Norman Regional Health System has been named one of the nation’s Most Wired, Most Improved Health System. Results for the 2009 Most Wired Survey and Benchmarking Study are in the July issue of Hospital & Health Networks magazine.
“We are extremely pleased to be recognized for the ongoing Information Technology (IT) efforts made by Norman Regional Health System and Senior Leadership for our commitment to providing safe, quality patient care,” states Greg Terrell, senior VP and chief operating officer. “This award represents a strategic plan that enhances patient care, increases patient safety and awareness, eliminates waste and reduces the potential for medical errors.”
Norman Regional Health System is a leader in the state when it comes to safely administering medications to inpatients. During the year, NRHS introduced bedside medication verification (BMV) for inpatients at all of the NRHS hospitals. The project, which involved multiple departments in each hospital, including nursing and pharmacy, greatly increases the safety factor for medication administration to patients.
“We are clearly ahead of the curve and one, if not the only, health system in the state that has 100% bedside medication verification for inpatient care utilizing barcode technology,” say John Meharg, Director of Health Information Technology.
“This technology utilizes the ‘5 Rights’ of medication administration; right medication, right patient, right dose, right time, and right route and will stop the process if one of the elements is not correct, therefore eliminating a medication error from occurring”, added Janet Johnson, Director of Clinical Informatics.
National studies have shown that medication administration errors account for 38 percent of medication errors and without electronic systems to monitor the process, only two percent of drug administration errors are intercepted.
”This technology catches potential errors before medication is administered to the patient, making it a much safer environment for the patient”, said Brian Yeaman, M.D. Chief Informatics Officer. “Physicians can easily see when and what type of medications were given to their patient when reviewing the electronic medical record, thus saving time for the physician and other care givers.”
The Nursing and Pharmacy staff worked together as a team to bring the system live in order to make their hospital a safer place for patients. Other projects keeping the IT team on their toes includes an electronic medical record for physician offices. The new state of the art system is already in compliance with the requirements set out in recent legislation and will allow physicians to take advantage of financial incentives being offered for electronic system adoption.
Norman Regional is also working hand-in-hand with Oklahoma City hospitals as part of a regional health information organization (RHIO) which provides the infrastructure to accomplish the development of a national health record. RHIOs facilitate implementation of health information data exchange for the purpose of improving patient safety, reducing medical errors, and improving medical management and efficiency and reducing costs for patients.
One of the more unique projects includes a partnership with a student from the University of Oklahoma. All of the Norman Regional’s ambulances now have GPS units mounted inside.

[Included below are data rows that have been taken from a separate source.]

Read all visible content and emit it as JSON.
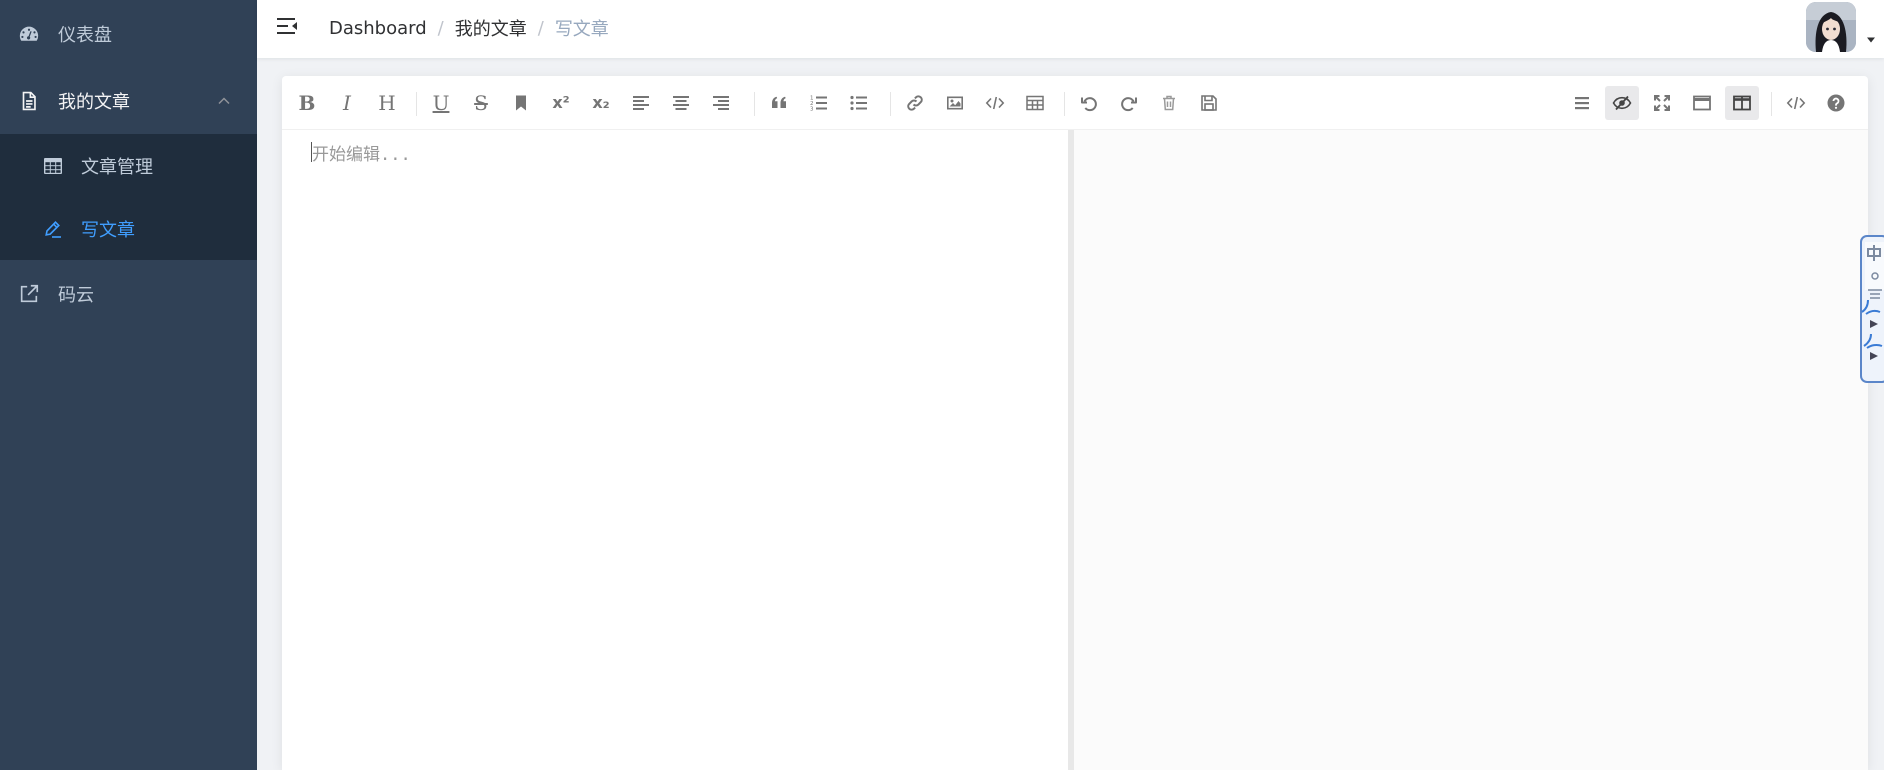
{
  "sidebar": {
    "dashboard": {
      "label": "仪表盘",
      "icon": "dashboard-icon"
    },
    "articles": {
      "label": "我的文章",
      "icon": "document-icon",
      "expanded": true,
      "children": [
        {
          "label": "文章管理",
          "icon": "table-icon",
          "active": false
        },
        {
          "label": "写文章",
          "icon": "edit-icon",
          "active": true
        }
      ]
    },
    "gitee": {
      "label": "码云",
      "icon": "external-link-icon"
    }
  },
  "navbar": {
    "breadcrumb": [
      {
        "label": "Dashboard"
      },
      {
        "label": "我的文章"
      },
      {
        "label": "写文章"
      }
    ],
    "separator": "/"
  },
  "editor": {
    "placeholder": "开始编辑...",
    "toolbar": {
      "bold": "B",
      "italic": "I",
      "header": "H",
      "underline": "U",
      "strikethrough": "S",
      "superscript": "x²",
      "subscript": "x₂"
    }
  },
  "colors": {
    "sidebar_bg": "#304156",
    "submenu_bg": "#1f2d3d",
    "sidebar_text": "#bfcbd9",
    "active": "#409eff",
    "breadcrumb_current": "#97a8be"
  }
}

Each is connected with the city’s 911 operator which makes it easier to find addresses when seconds count in an emergency. In the past paramedics had to look up addresses on a wall size city map – now addresses are literally a click away potentially making response time quicker.
This year, 556 hospitals and health systems completed the survey, representing 1,314 hospitals. The Most Wired Survey is conducted annually by Hospital and Health Networks magazine, the journal of the AHA, which uses the results to name the 100 Most Wired hospitals and health systems. It focuses on how the nation’s hospitals use information technology for patient safety and quality, customer service, business process improvement, workforce management and public health and safety.
Hospital and Health Networks conducted the 2009 survey in cooperation with McKesson Corp and the College of Healthcare Information Management Executives. The July H&HN cover story detailing results is available at hhnmag.com